Your reproduction of the entries should be exact and should contain no pictures.

━━━ EXERCISE MATERIAL

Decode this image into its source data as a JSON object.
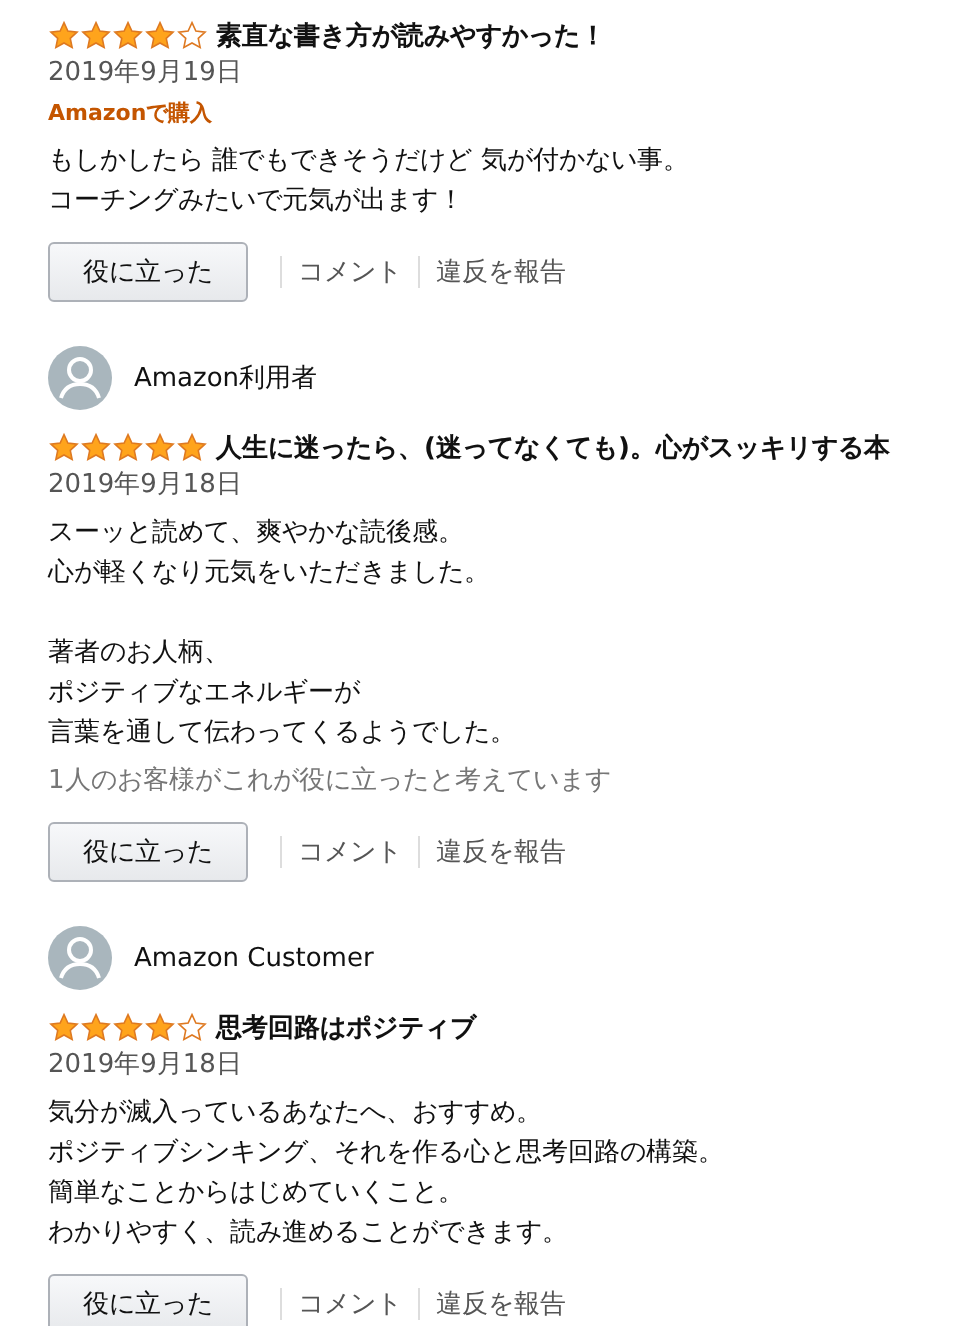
{
  "reviews": [
    {
      "stars": 4,
      "title": "素直な書き方が読みやすかった！",
      "date": "2019年9月19日",
      "badge": "Amazonで購入",
      "paragraphs": [
        [
          "もしかしたら 誰でもできそうだけど 気が付かない事。",
          "コーチングみたいで元気が出ます！"
        ]
      ],
      "actions": {
        "helpful": "役に立った",
        "comment": "コメント",
        "report": "違反を報告"
      }
    },
    {
      "reviewer": "Amazon利用者",
      "stars": 5,
      "title": "人生に迷ったら、(迷ってなくても)。心がスッキリする本",
      "date": "2019年9月18日",
      "paragraphs": [
        [
          "スーッと読めて、爽やかな読後感。",
          "心が軽くなり元気をいただきました。"
        ],
        [
          "著者のお人柄、",
          "ポジティブなエネルギーが",
          "言葉を通して伝わってくるようでした。"
        ]
      ],
      "helpful_count": "1人のお客様がこれが役に立ったと考えています",
      "actions": {
        "helpful": "役に立った",
        "comment": "コメント",
        "report": "違反を報告"
      }
    },
    {
      "reviewer": "Amazon Customer",
      "stars": 4,
      "title": "思考回路はポジティブ",
      "date": "2019年9月18日",
      "paragraphs": [
        [
          "気分が滅入っているあなたへ、おすすめ。",
          "ポジティブシンキング、それを作る心と思考回路の構築。",
          "簡単なことからはじめていくこと。",
          "わかりやすく、読み進めることができます。"
        ]
      ],
      "actions": {
        "helpful": "役に立った",
        "comment": "コメント",
        "report": "違反を報告"
      }
    }
  ]
}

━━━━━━

# EXPECTED OUTPUT
Decode this image into its source data as a JSON object.
{
  "reviews": [
    {
      "stars": 4,
      "title": "素直な書き方が読みやすかった！",
      "date": "2019年9月19日",
      "badge": "Amazonで購入",
      "paragraphs": [
        [
          "もしかしたら 誰でもできそうだけど 気が付かない事。",
          "コーチングみたいで元気が出ます！"
        ]
      ],
      "actions": {
        "helpful": "役に立った",
        "comment": "コメント",
        "report": "違反を報告"
      }
    },
    {
      "reviewer": "Amazon利用者",
      "stars": 5,
      "title": "人生に迷ったら、(迷ってなくても)。心がスッキリする本",
      "date": "2019年9月18日",
      "paragraphs": [
        [
          "スーッと読めて、爽やかな読後感。",
          "心が軽くなり元気をいただきました。"
        ],
        [
          "著者のお人柄、",
          "ポジティブなエネルギーが",
          "言葉を通して伝わってくるようでした。"
        ]
      ],
      "helpful_count": "1人のお客様がこれが役に立ったと考えています",
      "actions": {
        "helpful": "役に立った",
        "comment": "コメント",
        "report": "違反を報告"
      }
    },
    {
      "reviewer": "Amazon Customer",
      "stars": 4,
      "title": "思考回路はポジティブ",
      "date": "2019年9月18日",
      "paragraphs": [
        [
          "気分が滅入っているあなたへ、おすすめ。",
          "ポジティブシンキング、それを作る心と思考回路の構築。",
          "簡単なことからはじめていくこと。",
          "わかりやすく、読み進めることができます。"
        ]
      ],
      "actions": {
        "helpful": "役に立った",
        "comment": "コメント",
        "report": "違反を報告"
      }
    }
  ]
}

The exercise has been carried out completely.